::: Supplied information
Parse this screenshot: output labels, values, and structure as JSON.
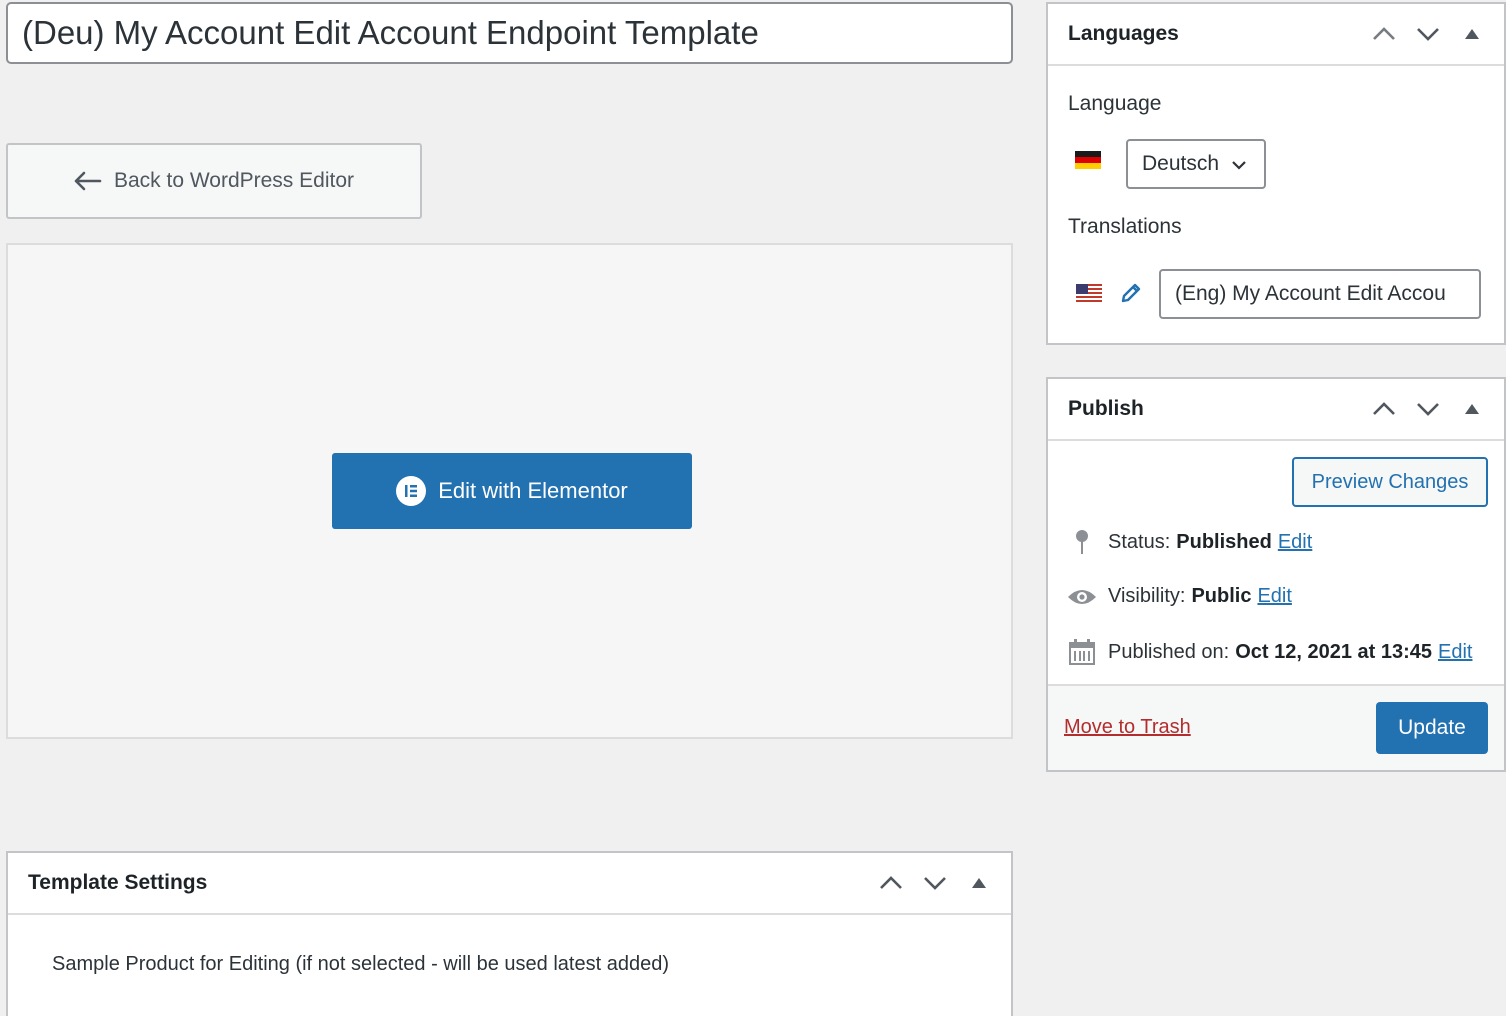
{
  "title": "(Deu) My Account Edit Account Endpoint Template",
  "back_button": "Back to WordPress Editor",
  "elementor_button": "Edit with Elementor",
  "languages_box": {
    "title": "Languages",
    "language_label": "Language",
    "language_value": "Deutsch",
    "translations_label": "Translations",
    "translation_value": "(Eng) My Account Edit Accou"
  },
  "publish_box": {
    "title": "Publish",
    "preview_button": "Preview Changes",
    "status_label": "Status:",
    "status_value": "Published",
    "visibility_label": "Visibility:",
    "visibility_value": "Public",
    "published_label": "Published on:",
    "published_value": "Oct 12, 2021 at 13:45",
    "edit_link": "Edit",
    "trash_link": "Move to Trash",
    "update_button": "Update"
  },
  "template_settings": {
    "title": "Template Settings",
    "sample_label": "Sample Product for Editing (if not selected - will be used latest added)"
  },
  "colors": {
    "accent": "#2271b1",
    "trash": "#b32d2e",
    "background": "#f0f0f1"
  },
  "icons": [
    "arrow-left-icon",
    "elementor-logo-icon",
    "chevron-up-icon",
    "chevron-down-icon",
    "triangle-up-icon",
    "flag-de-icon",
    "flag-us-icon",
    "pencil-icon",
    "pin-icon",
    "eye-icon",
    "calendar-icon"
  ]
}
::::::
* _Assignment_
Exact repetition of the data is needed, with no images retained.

* _Solution_
Parse this screenshot: output labels, values, and structure as JSON.
{
  "title": "(Deu) My Account Edit Account Endpoint Template",
  "back_button": "Back to WordPress Editor",
  "elementor_button": "Edit with Elementor",
  "languages_box": {
    "title": "Languages",
    "language_label": "Language",
    "language_value": "Deutsch",
    "translations_label": "Translations",
    "translation_value": "(Eng) My Account Edit Accou"
  },
  "publish_box": {
    "title": "Publish",
    "preview_button": "Preview Changes",
    "status_label": "Status:",
    "status_value": "Published",
    "visibility_label": "Visibility:",
    "visibility_value": "Public",
    "published_label": "Published on:",
    "published_value": "Oct 12, 2021 at 13:45",
    "edit_link": "Edit",
    "trash_link": "Move to Trash",
    "update_button": "Update"
  },
  "template_settings": {
    "title": "Template Settings",
    "sample_label": "Sample Product for Editing (if not selected - will be used latest added)"
  },
  "colors": {
    "accent": "#2271b1",
    "trash": "#b32d2e",
    "background": "#f0f0f1"
  },
  "icons": [
    "arrow-left-icon",
    "elementor-logo-icon",
    "chevron-up-icon",
    "chevron-down-icon",
    "triangle-up-icon",
    "flag-de-icon",
    "flag-us-icon",
    "pencil-icon",
    "pin-icon",
    "eye-icon",
    "calendar-icon"
  ]
}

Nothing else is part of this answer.